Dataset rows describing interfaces
● ● ●
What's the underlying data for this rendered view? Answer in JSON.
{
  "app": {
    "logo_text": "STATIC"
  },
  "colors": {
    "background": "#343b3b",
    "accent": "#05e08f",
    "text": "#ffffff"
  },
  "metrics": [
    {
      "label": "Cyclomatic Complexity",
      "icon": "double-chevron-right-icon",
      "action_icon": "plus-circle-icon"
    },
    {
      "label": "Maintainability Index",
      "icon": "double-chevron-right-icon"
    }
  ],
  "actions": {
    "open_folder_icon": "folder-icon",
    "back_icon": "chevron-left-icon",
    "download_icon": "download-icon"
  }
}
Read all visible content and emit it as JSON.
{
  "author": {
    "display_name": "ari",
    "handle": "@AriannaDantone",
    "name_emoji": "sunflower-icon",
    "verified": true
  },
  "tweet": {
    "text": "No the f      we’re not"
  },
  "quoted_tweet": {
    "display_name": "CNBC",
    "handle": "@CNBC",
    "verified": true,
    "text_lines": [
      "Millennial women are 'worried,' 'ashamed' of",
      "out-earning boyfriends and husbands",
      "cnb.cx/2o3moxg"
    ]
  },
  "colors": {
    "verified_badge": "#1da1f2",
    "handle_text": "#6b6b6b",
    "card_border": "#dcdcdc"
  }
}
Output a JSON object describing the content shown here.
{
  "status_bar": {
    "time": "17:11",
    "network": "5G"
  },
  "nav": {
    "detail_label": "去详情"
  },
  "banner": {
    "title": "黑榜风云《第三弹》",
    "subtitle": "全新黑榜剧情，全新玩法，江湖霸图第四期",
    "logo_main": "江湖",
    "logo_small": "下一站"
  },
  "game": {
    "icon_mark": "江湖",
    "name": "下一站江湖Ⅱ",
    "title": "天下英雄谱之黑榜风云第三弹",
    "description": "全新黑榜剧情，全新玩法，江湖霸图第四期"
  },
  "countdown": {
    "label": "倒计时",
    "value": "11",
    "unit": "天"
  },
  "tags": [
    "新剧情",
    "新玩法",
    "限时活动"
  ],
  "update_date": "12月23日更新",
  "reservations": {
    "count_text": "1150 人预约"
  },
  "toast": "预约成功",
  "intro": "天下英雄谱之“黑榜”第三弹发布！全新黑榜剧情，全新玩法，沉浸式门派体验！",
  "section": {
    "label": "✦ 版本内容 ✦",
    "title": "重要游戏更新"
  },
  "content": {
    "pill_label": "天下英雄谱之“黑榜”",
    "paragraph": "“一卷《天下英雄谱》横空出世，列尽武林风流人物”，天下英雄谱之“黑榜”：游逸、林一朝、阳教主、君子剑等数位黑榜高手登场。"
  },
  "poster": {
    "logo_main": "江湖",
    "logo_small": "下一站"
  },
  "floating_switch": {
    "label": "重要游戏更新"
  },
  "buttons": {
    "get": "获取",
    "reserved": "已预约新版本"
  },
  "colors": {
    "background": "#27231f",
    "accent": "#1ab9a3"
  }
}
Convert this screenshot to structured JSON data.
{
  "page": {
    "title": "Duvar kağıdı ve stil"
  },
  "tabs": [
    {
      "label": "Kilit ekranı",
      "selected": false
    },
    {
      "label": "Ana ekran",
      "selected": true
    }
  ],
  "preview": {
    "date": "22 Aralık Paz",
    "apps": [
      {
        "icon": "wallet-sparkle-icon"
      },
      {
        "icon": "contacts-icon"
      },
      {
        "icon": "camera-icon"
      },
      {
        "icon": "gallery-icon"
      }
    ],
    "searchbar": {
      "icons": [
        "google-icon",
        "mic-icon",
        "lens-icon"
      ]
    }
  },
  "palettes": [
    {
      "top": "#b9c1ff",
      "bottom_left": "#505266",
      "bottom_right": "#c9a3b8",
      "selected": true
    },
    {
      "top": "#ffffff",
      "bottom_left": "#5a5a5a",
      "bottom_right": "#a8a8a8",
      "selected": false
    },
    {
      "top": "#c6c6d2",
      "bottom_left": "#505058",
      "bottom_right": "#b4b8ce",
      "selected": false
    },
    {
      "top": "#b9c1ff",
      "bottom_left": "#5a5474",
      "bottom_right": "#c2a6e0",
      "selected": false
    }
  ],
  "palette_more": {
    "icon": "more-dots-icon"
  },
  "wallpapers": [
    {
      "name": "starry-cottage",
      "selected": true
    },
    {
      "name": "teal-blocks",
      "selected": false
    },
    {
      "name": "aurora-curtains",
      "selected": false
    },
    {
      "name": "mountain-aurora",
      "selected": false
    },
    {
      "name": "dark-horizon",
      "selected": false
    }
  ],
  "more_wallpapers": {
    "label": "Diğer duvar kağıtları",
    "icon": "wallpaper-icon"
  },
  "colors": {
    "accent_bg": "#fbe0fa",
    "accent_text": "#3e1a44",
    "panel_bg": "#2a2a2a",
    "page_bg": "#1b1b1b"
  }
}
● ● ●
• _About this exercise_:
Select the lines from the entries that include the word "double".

• _Completed exercise_:
      "icon": "double-chevron-right-icon",
      "icon": "double-chevron-right-icon"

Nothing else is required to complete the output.